■ YOUR INSTRUCTIONS
Exact copy, no pictures: return all the records as they stand.

Top of PROVIDED RECORDS

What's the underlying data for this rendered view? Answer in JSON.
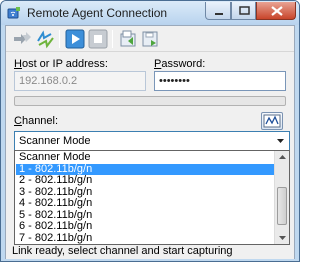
{
  "window": {
    "title": "Remote Agent Connection",
    "icon": "wifi-agent-icon",
    "controls": [
      "minimize-icon",
      "maximize-icon",
      "close-icon"
    ]
  },
  "toolbar": {
    "icons": [
      "connect-arrows-icon",
      "refresh-arrows-icon",
      "play-icon",
      "stop-icon",
      "open-file-icon",
      "save-file-icon"
    ]
  },
  "form": {
    "host_label_pre": "",
    "host_label_u": "H",
    "host_label_post": "ost or IP address:",
    "host_value": "192.168.0.2",
    "password_label_pre": "",
    "password_label_u": "P",
    "password_label_post": "assword:",
    "password_value": "••••••••",
    "progress": 0,
    "channel_label_pre": "",
    "channel_label_u": "C",
    "channel_label_post": "hannel:",
    "channel_value": "Scanner Mode"
  },
  "dropdown": {
    "options": [
      "Scanner Mode",
      "1 - 802.11b/g/n",
      "2 - 802.11b/g/n",
      "3 - 802.11b/g/n",
      "4 - 802.11b/g/n",
      "5 - 802.11b/g/n",
      "6 - 802.11b/g/n",
      "7 - 802.11b/g/n"
    ],
    "selected_index": 1
  },
  "status": {
    "text": "Link ready, select channel and start capturing"
  },
  "colors": {
    "selection": "#3399ff",
    "title_bg": "#bfd8ef",
    "close": "#c8452b"
  }
}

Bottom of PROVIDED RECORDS

■ WORKED SOLUTION
What's the underlying data for this rendered view? Answer in JSON.
{
  "window": {
    "title": "Remote Agent Connection",
    "icon": "wifi-agent-icon",
    "controls": [
      "minimize-icon",
      "maximize-icon",
      "close-icon"
    ]
  },
  "toolbar": {
    "icons": [
      "connect-arrows-icon",
      "refresh-arrows-icon",
      "play-icon",
      "stop-icon",
      "open-file-icon",
      "save-file-icon"
    ]
  },
  "form": {
    "host_label_pre": "",
    "host_label_u": "H",
    "host_label_post": "ost or IP address:",
    "host_value": "192.168.0.2",
    "password_label_pre": "",
    "password_label_u": "P",
    "password_label_post": "assword:",
    "password_value": "••••••••",
    "progress": 0,
    "channel_label_pre": "",
    "channel_label_u": "C",
    "channel_label_post": "hannel:",
    "channel_value": "Scanner Mode"
  },
  "dropdown": {
    "options": [
      "Scanner Mode",
      "1 - 802.11b/g/n",
      "2 - 802.11b/g/n",
      "3 - 802.11b/g/n",
      "4 - 802.11b/g/n",
      "5 - 802.11b/g/n",
      "6 - 802.11b/g/n",
      "7 - 802.11b/g/n"
    ],
    "selected_index": 1
  },
  "status": {
    "text": "Link ready, select channel and start capturing"
  },
  "colors": {
    "selection": "#3399ff",
    "title_bg": "#bfd8ef",
    "close": "#c8452b"
  }
}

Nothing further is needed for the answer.